I realise this question is already answered, but I feel there are a few points needed for clarification.
- ask yourself if fragmentation is really causing you an issue? Fragmentation is only really a problem when reading from disk. Cache all your data in memory, and concentrate on statistics maintenance (link). Depending on the size of your database, if you can't cache it all in memory do you have a resource problem (e.g. RAM), as opposed to a fragmentation problem? Could your server be getting a high volume of hard page faults, and you don't even realise it?!
- How big are your indexes? If your indexes are less than 8 pages then they will be stored in mixed extents, and no amount of index rebuilding is going to solve fragmentation... move on!
- What keys are in your index? If any of the keys use something like 'uniqueidentifier', especially as the first key column, then I'm afraid you are unlikely going to solve fragmentation.

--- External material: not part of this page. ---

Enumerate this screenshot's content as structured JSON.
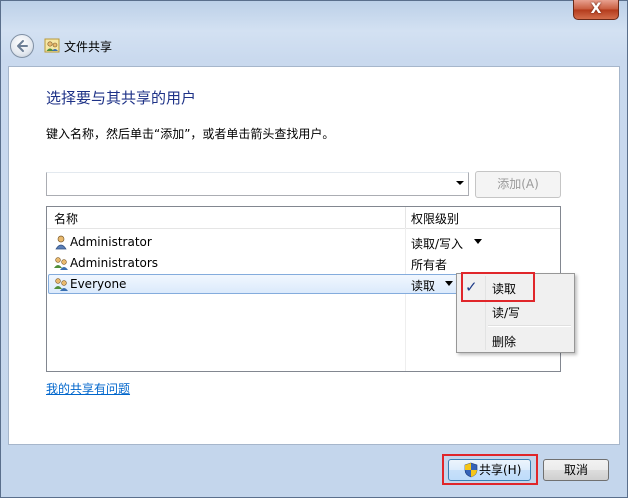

Due to the nature of this data type, no sooner than you have rebuilt your index, it will be fragmented again after the first few inserts... that's the nature of the beast unfortunately.
- If you decide that fill factor is a route you need to go down, DO NOT set it globally for all indexes. Doing so could actually make performance worse. Fill factor increases the free space on index pages, ergo making the indexes larger in size. For an index that has an incremental key, reducing fill factor from 100 (or 0) will likely hinder performance, depending on the size of the index, because you will be causing SQL Server to read more pages to acquire the same amount of data.
Index tuning is a science, there isn't a "one size fits all" solution, so when you ask "should I aim for a fill factor of 90%", this is a genuine time when "it depends". I already posted this link above, but I really recommend you read it, to understand the impact fill factor has.
There are tools out there to help you on your quest (and I don't mean the Database Tuning Advisor!!!). sp_BlitzIndex is the one that I have stuck to over the years... hence my numerous links to their websites!!! :-)